Red Earth is roasted very light in order to bring out its fruity and floral characters, and this is what third wave specialty coffee is known for—to emphasise regional flavours and uniqueness through different light roast techniques. But how light is “very light”? There are different schools of thought on the subject and more precise ways to determine roast levels, apart from sensory perception, with colour-detecting machines that yield numerical values such as the Agtron number. But a mere value does not give us anything qualitative in terms of taste. Is there a correct way to roasting light? We were in the dark, and my solution was to look to the those who have a long history of roasting light: the Northern Europeans. It has been their norm to roast light since the early days of coffee consumerism. When they were able to buy the best quality beans they could get their hands on, the privileged roasters were expected to work on bringing out the best, natural characters of the ingredients at hand. Thus, they have developed, from experience, a light roast style to do just that throughout the course of history. To them, it’s the way all coffees should be treated, while we call it: the Nordic approach.

To make sure we were on the right track, I sought to learn from the best. First, a roasting workshop conducted by the serial Nordic coffee roasting champion and 2015 champion of the World Coffee Roasting Championship: Audun Sørbotten from Norway. Then, also from Norway, we have invited Jon Willassen to Kuching as our operation consultant and trainer for our baristas, at the same time, crosscheck and calibrate our Nordic roasting style. An experienced Cup of Excellence (CoE) judge, Jon was also the head roaster and quality control director of Solberg & Hansen; a pioneering company in specialty coffee of Norway. Recently, I’ve also discovered some valuable roasting techniques shared with me by Mr Yuing Tsai—a renowned coffee professional from Taiwan—during a workshop he had conducted. Come to think of it, learning and do well in roasting light was never a smooth path for us, but it was definitely worth the time and conscientious effort.

The name Earthlings literally means all living things on earth, which includes: people and coffee—the latter could not exist without the former; which is also true, for some, vice versa. Therefore, our values are closely tied with the two, expressed through our service and the core products that I had elaborated above: to bring specialty coffee closer to people, encourage the spirit to explore and to honour and respect the origin of coffee and mankind.
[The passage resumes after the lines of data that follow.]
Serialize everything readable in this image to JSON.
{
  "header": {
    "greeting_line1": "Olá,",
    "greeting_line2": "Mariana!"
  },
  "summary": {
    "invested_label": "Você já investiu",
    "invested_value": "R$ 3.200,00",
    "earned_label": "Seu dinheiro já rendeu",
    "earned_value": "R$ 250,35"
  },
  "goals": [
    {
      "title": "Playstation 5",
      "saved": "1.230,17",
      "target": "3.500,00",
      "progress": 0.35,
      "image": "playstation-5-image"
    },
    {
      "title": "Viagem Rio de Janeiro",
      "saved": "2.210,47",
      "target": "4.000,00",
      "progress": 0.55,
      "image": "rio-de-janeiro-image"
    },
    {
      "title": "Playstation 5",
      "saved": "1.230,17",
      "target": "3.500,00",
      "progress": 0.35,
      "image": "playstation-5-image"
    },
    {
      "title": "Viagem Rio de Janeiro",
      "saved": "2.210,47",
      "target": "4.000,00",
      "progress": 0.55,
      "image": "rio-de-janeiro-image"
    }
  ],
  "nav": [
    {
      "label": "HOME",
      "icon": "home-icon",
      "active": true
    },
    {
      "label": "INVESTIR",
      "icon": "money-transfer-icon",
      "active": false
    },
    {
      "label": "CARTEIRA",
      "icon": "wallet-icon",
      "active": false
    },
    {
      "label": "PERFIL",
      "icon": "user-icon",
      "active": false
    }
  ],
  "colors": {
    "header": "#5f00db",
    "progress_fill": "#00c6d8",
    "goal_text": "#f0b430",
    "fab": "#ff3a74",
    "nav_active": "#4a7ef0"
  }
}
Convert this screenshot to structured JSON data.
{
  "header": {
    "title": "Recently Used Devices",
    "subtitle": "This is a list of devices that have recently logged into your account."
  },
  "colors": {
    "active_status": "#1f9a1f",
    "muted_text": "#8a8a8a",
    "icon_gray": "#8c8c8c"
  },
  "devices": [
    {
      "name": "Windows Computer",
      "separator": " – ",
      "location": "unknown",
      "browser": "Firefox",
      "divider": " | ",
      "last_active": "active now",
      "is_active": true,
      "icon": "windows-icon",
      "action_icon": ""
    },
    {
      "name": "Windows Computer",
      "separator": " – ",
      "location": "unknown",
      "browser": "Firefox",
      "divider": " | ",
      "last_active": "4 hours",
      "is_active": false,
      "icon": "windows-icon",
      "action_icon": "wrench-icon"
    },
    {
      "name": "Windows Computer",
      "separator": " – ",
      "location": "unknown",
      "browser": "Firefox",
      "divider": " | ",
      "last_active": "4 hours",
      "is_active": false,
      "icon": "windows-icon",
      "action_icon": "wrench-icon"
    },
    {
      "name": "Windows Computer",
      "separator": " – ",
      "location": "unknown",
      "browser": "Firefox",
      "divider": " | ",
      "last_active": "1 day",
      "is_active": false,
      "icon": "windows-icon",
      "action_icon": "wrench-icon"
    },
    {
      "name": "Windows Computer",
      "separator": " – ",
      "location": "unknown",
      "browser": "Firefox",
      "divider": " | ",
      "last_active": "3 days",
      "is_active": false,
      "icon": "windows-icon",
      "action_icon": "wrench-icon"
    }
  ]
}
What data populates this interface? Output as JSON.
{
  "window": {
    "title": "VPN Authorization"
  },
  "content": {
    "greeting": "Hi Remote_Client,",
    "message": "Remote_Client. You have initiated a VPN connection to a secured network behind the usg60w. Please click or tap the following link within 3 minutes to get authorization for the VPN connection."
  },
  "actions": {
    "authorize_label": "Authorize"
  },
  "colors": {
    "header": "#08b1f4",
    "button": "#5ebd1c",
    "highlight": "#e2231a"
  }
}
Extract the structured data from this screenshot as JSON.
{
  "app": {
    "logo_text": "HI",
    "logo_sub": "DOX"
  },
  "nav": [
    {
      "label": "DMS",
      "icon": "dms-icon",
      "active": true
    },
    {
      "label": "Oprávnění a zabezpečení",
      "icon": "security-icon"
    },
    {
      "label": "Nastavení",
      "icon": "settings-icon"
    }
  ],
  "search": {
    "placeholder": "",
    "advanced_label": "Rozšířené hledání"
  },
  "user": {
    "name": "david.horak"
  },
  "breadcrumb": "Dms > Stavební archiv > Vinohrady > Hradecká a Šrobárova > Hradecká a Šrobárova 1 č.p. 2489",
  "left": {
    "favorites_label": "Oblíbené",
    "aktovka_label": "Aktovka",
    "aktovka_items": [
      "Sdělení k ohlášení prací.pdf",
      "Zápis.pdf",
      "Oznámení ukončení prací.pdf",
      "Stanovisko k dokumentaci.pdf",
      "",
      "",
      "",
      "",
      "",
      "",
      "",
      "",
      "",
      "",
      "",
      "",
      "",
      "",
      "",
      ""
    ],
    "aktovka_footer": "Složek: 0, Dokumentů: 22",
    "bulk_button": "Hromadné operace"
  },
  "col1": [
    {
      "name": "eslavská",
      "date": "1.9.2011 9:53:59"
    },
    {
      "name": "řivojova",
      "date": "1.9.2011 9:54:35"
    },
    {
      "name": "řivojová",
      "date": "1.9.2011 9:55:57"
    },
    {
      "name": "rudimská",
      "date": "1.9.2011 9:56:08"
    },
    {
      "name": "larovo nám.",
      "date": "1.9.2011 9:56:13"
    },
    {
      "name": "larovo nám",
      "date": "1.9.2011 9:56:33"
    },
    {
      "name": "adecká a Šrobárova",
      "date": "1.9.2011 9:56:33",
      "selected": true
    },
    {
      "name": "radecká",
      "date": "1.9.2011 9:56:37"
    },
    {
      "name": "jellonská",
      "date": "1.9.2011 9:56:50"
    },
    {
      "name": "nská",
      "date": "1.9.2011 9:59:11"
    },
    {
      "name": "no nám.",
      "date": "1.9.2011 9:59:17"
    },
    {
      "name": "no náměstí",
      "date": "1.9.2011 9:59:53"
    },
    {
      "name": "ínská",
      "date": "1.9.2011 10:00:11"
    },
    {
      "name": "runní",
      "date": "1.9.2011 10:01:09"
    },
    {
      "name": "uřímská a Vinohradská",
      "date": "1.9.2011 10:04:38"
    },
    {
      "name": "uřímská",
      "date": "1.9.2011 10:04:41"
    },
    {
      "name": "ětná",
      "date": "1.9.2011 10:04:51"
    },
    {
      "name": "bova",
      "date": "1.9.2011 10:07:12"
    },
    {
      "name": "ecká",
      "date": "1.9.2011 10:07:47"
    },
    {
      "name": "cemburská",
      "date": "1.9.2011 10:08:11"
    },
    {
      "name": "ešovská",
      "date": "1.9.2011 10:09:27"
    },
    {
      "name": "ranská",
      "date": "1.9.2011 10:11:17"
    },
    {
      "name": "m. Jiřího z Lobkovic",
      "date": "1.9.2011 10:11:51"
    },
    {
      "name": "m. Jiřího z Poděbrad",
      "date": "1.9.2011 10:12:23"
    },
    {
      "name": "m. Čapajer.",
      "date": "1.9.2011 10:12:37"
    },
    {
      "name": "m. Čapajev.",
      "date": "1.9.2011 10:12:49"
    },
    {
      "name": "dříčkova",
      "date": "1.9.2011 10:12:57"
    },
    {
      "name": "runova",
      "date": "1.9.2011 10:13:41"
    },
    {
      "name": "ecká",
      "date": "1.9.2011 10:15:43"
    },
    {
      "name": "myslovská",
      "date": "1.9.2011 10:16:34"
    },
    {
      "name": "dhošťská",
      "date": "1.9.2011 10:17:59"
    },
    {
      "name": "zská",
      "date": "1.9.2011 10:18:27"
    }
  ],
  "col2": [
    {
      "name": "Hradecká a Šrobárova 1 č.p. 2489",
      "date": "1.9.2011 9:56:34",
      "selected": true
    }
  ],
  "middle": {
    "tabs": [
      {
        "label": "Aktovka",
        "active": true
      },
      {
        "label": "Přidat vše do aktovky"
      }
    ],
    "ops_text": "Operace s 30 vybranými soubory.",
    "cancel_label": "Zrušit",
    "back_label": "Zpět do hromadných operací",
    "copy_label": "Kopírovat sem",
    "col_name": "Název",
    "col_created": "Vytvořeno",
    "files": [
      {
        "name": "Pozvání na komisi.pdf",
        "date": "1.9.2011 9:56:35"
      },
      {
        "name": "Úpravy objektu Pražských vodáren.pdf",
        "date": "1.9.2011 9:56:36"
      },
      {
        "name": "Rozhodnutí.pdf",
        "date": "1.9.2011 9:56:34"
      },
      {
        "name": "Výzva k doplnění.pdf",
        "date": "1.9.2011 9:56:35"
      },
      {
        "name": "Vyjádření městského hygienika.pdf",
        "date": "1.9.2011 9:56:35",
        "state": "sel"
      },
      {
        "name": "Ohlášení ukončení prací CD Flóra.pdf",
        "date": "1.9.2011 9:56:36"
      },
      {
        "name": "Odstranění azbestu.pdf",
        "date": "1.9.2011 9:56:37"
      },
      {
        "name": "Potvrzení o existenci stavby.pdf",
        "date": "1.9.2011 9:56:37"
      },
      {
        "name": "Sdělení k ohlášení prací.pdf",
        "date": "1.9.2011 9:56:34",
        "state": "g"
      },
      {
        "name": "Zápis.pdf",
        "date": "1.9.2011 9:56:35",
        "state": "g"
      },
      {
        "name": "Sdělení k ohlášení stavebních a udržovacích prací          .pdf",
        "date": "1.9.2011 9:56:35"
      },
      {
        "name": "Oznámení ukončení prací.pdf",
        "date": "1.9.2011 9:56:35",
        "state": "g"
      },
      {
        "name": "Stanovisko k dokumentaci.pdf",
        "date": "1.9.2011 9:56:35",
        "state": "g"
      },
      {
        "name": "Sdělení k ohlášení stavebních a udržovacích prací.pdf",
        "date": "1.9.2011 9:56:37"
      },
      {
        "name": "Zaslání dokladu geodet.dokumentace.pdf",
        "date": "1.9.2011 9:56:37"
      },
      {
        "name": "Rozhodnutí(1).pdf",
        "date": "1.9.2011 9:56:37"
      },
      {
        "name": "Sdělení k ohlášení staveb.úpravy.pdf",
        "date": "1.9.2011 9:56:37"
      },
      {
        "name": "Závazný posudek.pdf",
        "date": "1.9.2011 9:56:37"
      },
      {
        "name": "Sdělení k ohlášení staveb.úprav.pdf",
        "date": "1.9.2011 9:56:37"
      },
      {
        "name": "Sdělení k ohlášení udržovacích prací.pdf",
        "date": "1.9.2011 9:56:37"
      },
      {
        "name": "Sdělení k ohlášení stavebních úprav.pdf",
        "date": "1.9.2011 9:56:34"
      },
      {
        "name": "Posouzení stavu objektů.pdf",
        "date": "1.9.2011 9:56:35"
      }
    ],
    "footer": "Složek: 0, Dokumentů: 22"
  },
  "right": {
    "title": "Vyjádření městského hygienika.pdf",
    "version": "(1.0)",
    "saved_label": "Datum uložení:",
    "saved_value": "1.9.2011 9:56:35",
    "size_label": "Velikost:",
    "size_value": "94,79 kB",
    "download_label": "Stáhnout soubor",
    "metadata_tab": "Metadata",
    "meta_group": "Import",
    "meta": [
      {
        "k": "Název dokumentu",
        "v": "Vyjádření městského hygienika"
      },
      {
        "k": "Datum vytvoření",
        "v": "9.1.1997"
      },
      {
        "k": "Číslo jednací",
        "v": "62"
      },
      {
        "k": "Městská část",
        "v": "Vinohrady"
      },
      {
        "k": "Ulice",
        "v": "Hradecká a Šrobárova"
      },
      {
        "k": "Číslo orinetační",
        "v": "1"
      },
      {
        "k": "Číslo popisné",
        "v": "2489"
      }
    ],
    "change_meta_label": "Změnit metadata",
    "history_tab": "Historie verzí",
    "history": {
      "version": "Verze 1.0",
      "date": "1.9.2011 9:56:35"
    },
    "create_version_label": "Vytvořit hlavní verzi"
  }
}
We will stay true to these values in providing an authentic, unique, and down-to-earth coffee experience for all who cross our path.

Rave KwokComment